Drink: Port.It would be a crime tovisit Porto without taking a tour of one of the city’s famous Port wine cellars to sample a cheeky tawny, ruby or late bottled vintage.
All of the city’s main cellars are located in the Gaia side of the city. Cross Pont Luis I bridge and head to the cellars of Croft Sandeman or Ferreira for a guided tour and a glass or two of their finest. When it comes to beer, Super Bock is king in Porto. After dark enjoy a bottle in Rua Galeria de Paris, epicentre of Porto’s nightlife.
Galeria de Paris Restaurante Bar is a great/smart casual option if you’re looking to chill out to some relaxing tunes.
Stay: In thelap of luxury or in a trendy budget hostel – wherever you lay your hat in Porto, you’re sure to experience value for money and service with a smile. Spoil yourself in the five-star surroundings of Hotel Teatro. Enjoy all the comforts of home in the mid-priced Hotel Douro. Sleep soundly in trendy budget option, Garden House Hostel.
Walk: Up the 240 steps of the Clerigos Tower to get a fantastic view of the city. If you have a head for heights you’ll also enjoy a climb to the top of the Mosteiro de Serra Pilar which affords you a birdseye view of the bend in the river, Pont Luis I bridge and the city.
Get Out: Braga is one of the most picturesque cities in Portugal and is home to a number of impressive Baroque monuments as well as one of the city’s most iconic sights, the Bom Jesus Sactuary. Braga’s cathedral shouldn’t be missed either. Take a Douro Valley cruise and soak up the sites of Lamego – reputed to be the world’s oldest wine-producing region. The two centres for wine production include the Pinhao and Peso da Regua. The most convenient way to enjoy the region is to stay at a charming Pousada in Mesao Frio. Here you can drink in wonderful views of the valley and the river.
Listen: To Fado. Whether you’re taking a bus tour of the city or sipping Port in a dusty bar, you can take it for granted that you’ll be serenaded by the music of Amalia Rodrigues or Miguel Capucho. Ribeira is the epicentre of Porto’s ‘Fado’ scene. Hotspots include Restaurante O Fado on Largo de Sao Joao.

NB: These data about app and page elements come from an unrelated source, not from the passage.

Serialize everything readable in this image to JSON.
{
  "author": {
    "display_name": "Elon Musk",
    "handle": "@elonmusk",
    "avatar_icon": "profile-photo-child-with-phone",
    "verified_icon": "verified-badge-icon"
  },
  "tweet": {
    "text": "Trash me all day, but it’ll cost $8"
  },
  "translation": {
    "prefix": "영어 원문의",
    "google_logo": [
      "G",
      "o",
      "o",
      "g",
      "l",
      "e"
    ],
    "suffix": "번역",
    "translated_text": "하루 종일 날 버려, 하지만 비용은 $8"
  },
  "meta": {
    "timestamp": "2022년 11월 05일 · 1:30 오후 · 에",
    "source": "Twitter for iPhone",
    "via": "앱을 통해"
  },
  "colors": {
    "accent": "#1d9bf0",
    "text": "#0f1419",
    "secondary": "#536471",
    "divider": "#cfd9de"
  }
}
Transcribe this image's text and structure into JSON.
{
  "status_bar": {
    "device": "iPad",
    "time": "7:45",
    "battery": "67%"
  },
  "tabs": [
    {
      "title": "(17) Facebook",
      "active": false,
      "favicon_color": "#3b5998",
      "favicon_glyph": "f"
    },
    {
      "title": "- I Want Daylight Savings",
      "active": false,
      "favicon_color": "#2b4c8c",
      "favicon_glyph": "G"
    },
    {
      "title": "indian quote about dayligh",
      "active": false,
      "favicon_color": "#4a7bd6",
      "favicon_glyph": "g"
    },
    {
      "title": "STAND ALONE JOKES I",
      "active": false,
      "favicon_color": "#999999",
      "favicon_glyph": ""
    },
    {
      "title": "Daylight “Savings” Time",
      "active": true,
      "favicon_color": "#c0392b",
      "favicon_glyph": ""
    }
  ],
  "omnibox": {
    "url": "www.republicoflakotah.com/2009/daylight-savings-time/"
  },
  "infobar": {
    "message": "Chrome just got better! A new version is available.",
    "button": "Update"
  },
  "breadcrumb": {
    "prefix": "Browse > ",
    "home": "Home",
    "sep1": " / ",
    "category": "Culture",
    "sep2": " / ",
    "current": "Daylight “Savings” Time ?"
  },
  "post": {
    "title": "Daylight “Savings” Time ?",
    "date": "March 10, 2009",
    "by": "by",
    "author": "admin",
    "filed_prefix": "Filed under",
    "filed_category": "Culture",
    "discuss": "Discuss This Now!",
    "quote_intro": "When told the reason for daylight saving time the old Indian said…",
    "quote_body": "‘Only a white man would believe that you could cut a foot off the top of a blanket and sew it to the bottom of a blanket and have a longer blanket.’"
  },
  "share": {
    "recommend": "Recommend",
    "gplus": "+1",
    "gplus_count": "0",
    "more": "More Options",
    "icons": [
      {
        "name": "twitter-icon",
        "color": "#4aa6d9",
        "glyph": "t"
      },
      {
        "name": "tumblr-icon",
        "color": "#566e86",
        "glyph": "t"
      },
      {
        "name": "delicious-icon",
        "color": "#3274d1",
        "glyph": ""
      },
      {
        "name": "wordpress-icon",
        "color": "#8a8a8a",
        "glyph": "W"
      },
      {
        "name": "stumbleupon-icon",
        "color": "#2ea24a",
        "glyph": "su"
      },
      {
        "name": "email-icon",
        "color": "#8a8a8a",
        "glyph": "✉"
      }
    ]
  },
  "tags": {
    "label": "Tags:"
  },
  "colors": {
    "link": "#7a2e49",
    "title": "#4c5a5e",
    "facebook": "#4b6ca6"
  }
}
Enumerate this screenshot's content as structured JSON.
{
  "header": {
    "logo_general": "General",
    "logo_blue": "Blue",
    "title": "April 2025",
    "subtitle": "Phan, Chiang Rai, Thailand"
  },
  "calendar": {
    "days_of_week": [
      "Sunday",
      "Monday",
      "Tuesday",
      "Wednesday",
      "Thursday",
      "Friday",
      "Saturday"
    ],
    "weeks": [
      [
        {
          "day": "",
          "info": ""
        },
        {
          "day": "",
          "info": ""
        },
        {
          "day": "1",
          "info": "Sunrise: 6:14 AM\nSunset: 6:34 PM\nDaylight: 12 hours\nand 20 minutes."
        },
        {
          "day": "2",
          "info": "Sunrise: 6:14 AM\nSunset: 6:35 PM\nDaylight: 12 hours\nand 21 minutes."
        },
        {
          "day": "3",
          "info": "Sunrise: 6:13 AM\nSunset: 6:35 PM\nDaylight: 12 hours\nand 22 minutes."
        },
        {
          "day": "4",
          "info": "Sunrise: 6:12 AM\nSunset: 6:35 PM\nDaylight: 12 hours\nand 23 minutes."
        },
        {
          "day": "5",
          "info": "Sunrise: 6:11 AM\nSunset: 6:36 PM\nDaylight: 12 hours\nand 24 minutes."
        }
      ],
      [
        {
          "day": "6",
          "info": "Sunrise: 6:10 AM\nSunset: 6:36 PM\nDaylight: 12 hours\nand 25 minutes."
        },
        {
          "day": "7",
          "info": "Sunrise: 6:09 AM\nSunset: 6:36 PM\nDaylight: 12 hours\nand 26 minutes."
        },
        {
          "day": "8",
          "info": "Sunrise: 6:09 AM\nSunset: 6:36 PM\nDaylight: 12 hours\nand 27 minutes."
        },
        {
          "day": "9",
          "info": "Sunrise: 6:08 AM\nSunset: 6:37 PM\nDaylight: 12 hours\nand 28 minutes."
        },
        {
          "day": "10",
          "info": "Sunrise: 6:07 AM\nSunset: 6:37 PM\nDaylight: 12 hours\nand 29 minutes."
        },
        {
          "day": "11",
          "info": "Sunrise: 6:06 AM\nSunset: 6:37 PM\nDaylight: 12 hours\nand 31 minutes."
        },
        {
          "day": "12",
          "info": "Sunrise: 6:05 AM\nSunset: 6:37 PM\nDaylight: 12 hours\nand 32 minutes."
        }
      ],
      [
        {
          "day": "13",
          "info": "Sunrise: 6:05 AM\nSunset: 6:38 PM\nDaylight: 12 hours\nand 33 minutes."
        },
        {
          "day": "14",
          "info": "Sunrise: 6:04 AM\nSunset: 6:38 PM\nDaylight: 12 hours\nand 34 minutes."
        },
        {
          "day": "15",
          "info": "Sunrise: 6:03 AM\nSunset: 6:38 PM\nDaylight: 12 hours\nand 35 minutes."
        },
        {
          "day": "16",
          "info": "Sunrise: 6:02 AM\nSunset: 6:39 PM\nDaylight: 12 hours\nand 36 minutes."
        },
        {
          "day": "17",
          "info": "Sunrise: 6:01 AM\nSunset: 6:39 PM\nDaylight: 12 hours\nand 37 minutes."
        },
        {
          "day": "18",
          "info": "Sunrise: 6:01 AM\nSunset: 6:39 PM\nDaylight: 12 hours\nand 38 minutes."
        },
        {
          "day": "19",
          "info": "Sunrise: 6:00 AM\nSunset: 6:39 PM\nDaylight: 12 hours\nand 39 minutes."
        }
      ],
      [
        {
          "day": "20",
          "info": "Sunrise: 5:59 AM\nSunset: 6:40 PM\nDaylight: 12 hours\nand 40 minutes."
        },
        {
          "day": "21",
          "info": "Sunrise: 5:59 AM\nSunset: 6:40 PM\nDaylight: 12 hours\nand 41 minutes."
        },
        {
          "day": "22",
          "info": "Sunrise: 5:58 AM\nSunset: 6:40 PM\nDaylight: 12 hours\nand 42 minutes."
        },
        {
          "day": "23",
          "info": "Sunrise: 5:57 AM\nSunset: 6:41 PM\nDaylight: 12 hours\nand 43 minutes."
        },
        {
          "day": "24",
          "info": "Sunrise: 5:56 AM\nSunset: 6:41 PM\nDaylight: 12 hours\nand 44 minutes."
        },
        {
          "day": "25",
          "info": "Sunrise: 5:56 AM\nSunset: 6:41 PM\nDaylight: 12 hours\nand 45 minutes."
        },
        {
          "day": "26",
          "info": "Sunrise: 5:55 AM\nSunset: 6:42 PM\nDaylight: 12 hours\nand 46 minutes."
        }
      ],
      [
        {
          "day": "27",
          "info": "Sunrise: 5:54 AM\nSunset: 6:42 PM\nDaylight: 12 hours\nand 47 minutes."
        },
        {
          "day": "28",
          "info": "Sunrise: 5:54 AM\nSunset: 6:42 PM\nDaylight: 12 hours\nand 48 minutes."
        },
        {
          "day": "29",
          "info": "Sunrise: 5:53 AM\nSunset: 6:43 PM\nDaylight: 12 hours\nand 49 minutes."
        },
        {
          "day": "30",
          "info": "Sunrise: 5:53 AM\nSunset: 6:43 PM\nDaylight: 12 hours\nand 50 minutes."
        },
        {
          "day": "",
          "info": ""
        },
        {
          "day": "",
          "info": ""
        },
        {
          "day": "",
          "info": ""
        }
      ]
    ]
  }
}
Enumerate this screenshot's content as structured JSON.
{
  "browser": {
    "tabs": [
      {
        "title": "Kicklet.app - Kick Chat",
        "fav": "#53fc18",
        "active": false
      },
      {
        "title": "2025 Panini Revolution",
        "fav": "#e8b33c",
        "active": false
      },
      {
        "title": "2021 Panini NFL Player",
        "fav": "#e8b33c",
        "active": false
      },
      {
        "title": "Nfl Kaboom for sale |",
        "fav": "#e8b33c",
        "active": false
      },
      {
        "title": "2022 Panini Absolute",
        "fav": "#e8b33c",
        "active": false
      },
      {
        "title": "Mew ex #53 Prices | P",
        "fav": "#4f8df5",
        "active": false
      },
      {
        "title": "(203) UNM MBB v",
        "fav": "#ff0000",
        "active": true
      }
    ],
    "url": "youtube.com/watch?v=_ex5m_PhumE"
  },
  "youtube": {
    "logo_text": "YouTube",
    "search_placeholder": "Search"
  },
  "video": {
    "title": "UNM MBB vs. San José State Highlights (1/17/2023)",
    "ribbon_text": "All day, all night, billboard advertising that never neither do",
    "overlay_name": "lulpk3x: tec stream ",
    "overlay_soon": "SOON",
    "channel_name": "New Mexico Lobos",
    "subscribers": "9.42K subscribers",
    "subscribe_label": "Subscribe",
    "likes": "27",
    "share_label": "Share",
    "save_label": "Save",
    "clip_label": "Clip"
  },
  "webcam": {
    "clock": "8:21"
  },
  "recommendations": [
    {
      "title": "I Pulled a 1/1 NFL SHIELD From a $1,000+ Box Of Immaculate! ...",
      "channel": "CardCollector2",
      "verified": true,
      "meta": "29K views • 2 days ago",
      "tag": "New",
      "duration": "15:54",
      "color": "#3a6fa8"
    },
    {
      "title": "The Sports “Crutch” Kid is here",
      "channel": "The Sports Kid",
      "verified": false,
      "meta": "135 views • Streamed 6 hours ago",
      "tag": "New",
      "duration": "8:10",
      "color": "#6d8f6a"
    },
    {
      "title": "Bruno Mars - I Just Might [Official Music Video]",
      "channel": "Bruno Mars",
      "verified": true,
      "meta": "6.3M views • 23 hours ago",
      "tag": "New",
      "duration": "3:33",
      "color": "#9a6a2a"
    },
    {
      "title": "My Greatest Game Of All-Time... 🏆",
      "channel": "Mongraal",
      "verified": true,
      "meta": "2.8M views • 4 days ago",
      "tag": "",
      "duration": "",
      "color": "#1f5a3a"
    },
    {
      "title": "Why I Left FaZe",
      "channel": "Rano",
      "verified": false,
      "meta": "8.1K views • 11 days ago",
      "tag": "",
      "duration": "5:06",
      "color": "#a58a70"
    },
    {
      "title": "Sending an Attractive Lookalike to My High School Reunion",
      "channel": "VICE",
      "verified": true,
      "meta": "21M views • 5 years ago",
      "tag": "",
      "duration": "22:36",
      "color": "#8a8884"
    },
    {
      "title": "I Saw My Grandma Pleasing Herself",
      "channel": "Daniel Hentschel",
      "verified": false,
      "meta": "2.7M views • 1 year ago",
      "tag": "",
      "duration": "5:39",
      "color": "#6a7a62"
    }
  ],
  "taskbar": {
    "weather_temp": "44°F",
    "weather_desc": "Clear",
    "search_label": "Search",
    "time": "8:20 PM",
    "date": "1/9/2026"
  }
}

Avoid: New shoes, high heels or flip-flops. Porto is a city made for walking and much of its charm lies in its near-vertical hills, cobbled streets and higgledy- piggledy descents. If you’re going exploring, wear comfortable shoes or at least shoes you’re comfortable walking in – your feet will thank you at the end of the day.